Other key products
It is already prohibited to transport goods and technology (as listed in Annex XXI) into the EU that generate significant revenues for Russia (Art 3i), which includes the provision of (re)insurance. A wind-down period applies to products listed in Part B of Annex XXI until 8 January 2023 for contracts concluded before 7 October 2022. A further wind down period now applies with regards to goods falling under CN code 2905 11 (methanol) as listed in Part B of Annex XXI until 18 June 2023 for contracts concluded before 7 October 2022.
New export restrictions have been imposed on goods which could contribute to the enhancement of Russian industrial capacities (Art 3k) (which includes the provision of (re)insurance). This includes such items as generators, toy drones, laptops, hard drives, IT components, night-vision and radio-navigation equipment, cameras and lenses.
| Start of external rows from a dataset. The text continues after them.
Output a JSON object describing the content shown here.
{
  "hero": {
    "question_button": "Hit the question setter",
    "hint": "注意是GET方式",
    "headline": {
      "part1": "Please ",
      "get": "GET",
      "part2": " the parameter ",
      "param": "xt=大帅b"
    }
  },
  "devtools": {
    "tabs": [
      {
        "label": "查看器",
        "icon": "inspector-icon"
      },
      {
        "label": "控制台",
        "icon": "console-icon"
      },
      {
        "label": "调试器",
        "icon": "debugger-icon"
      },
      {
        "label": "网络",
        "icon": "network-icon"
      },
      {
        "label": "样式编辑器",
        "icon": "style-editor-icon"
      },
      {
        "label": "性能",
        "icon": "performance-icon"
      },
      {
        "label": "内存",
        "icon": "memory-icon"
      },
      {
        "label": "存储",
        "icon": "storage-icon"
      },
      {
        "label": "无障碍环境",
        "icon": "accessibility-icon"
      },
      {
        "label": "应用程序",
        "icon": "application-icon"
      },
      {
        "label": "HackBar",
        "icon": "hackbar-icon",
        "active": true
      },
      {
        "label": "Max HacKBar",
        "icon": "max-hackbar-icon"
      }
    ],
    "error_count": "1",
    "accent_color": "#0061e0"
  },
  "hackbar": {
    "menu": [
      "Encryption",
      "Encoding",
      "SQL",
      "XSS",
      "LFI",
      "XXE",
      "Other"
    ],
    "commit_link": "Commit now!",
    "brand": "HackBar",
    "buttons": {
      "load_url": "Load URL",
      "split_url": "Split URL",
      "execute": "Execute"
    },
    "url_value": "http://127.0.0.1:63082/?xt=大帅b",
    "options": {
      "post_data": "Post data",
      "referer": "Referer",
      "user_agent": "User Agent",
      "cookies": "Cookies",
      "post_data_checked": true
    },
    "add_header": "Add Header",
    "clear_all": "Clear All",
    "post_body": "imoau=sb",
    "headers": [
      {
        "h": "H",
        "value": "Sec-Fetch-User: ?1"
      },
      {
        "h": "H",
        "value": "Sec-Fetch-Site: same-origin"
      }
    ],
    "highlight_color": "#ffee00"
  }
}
A wind-down period applies with regards to goods falling under CN codes 2701, 2702, 2703 and 2704 as listed in Part A of Annex XXIII, until 8 January 2023 for contracts concluded before 7 October 2022. A separate wind-down period applies with regards to goods listed in Part B of Annex XXIII, until 16 January 2023 for contracts concluded before 17 December 2022.
It is not prohibited under EU sanctions to transport Russian liquified natural gas (LNG). However, a reporting obligation has been introduced (Art 3m and Art 3n) to ensure that restricted natural gas condensate products are not transported into the EU or to third countries. EU companies are required to inform the competent authority of the EU Member State where they are located of the import or transport into the EU or to third-countries, of natural gas condensates falling under CN code 2709 00 10 from LNG production plants, originating in or exported from Russia.
The existing prohibition targeting new investments in the Russian energy sector (Art 3a) has been extended by prohibiting new investments in the Russian mining sector, with the exception of mining and quarrying activities involving certain critical raw materials.
Two Russian banks have been added to the EU sanctions list, the Bank of Moscow and Dalnevostochniy Bank. The Russian Regional Development Bank has been added to the list of Russian State-owned or controlled entities (Art 5aa) that are subject to a full transaction ban.